12 March 2019
A series of in vitro toxicology tests provide evidence that British American Tobacco’s novel vaping product produces greatly reduced mutagenicity, cytotoxicity and effects on wound healing as compared to cigarette smoke.
Scientists at BAT carried out tests to characterise the biological impact of a prototype e-cigarette. The tests assessed and compared the mutagenicity, genotoxicity, cytotoxicity and tumour-promoting potential of a reference cigarette (3R4F) and a novel e-cigarette with a unique aerosolisation technology.
Total particulate matter (TPM) from each was tested, following OECD testing guidelines, using the Ames bacterial reverse mutation assay; the mouse lymphoma assay; the in vitro micronucleus assay; the neutral red uptake cell viability assay; and the Bhas 42 cell transformation assay.
Unsurprisingly, TPM from cigarette smoke tested positive in all assays. In stark contrast, TPM from the novel vaping product failed to elicit a response, even at much higher doses.
The scientists then tested extreme doses (exposures) of aerosol from the novel e-cigarette using the cytotoxicity assay and a modified mutagenicity assay, but these tests also showed significantly reduced responses compared to the reference cigarette, confirming the TPM results.

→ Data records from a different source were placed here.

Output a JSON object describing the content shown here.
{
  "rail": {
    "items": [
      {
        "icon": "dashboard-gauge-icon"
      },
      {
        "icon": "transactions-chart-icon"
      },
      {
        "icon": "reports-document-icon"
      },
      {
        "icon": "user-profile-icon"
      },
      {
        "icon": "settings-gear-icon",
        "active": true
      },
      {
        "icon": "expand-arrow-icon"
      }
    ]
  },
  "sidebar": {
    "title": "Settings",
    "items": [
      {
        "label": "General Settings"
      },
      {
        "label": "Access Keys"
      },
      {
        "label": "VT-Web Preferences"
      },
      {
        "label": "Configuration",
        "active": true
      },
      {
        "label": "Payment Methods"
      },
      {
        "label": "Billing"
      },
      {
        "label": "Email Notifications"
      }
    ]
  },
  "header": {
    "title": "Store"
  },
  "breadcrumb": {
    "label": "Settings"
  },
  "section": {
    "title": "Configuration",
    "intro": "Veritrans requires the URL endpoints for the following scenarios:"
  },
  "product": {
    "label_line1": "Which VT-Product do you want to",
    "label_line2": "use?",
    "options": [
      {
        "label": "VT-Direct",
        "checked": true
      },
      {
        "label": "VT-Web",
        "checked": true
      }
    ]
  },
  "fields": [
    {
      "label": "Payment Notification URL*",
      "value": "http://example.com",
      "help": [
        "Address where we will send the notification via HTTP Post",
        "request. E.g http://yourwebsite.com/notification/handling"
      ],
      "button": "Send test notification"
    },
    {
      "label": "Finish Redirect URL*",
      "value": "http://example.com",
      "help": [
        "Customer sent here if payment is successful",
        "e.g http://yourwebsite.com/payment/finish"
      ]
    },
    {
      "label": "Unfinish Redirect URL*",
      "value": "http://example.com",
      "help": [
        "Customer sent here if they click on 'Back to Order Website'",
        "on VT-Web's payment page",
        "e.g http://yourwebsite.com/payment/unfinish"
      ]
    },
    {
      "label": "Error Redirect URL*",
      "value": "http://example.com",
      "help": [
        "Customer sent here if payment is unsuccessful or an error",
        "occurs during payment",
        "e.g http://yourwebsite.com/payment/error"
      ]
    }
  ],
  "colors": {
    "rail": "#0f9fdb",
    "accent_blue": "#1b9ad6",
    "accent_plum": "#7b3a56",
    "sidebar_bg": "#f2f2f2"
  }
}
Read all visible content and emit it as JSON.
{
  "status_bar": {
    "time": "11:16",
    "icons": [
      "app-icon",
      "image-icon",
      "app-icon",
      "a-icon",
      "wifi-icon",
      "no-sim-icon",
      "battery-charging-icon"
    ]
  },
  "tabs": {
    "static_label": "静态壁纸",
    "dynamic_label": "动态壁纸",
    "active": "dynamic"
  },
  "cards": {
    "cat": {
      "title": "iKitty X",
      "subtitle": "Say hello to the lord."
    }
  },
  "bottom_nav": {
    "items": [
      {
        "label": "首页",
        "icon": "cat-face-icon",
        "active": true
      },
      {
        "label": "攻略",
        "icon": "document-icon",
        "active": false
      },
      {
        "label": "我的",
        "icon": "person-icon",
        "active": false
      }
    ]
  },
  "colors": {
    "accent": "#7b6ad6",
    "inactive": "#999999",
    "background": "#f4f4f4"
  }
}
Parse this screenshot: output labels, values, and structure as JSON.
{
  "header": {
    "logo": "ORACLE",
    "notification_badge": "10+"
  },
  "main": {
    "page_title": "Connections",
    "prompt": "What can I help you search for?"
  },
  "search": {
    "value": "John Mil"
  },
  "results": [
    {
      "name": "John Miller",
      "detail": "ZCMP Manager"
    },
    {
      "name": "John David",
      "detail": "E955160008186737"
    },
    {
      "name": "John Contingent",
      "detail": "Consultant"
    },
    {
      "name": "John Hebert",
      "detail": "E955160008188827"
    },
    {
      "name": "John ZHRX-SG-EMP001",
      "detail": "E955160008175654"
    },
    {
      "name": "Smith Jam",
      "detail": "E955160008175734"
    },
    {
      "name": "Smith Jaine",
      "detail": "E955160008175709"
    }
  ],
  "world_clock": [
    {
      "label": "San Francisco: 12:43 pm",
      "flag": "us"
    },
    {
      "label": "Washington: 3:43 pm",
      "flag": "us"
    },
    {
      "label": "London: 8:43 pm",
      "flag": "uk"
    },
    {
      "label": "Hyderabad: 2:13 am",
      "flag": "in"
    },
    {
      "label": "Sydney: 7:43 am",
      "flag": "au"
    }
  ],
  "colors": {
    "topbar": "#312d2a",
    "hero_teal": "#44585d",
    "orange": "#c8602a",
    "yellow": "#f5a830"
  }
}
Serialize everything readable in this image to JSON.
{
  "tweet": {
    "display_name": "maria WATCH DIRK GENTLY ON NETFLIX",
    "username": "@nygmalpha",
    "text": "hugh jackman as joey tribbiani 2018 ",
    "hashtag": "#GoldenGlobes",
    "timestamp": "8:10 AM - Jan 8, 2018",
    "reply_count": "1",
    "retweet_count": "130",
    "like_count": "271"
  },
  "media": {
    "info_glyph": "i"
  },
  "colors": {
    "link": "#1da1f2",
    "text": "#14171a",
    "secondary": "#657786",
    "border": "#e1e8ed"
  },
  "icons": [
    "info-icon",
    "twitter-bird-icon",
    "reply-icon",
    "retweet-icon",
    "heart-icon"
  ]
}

“The vapour from the novel e-cigarette did not have an appreciable effect even at doses exceeding those of cigarette smoke,” said Marianna Gaca, Head of Pre-Clinical Assessment at BAT. “This study further supports the growing consensus that e-cigarettes are significantly less toxic than cigarette smoke and that the novel aerosolisation technology introduced with this prototype is no different.”
Further in vitro studies were conducted and included endothelial wound healing and the application of contemporary screening approaches to study over 12 different toxicity and oxidative stress endpoints relating to lung function. Where 3R4F inhibited wound repair in endothelial cells and resulted in positive responses for oxidative stress and 6 other toxicity endpoints, the novel ecigarette showed little or no activity in any of the in vitro assays where it was assessed.
The results show that this novel vaping product has the potential to be a reduced risk product compared to cigarette smoking, though further longer-term studies are required to substantiate this potential.
Notes to Editors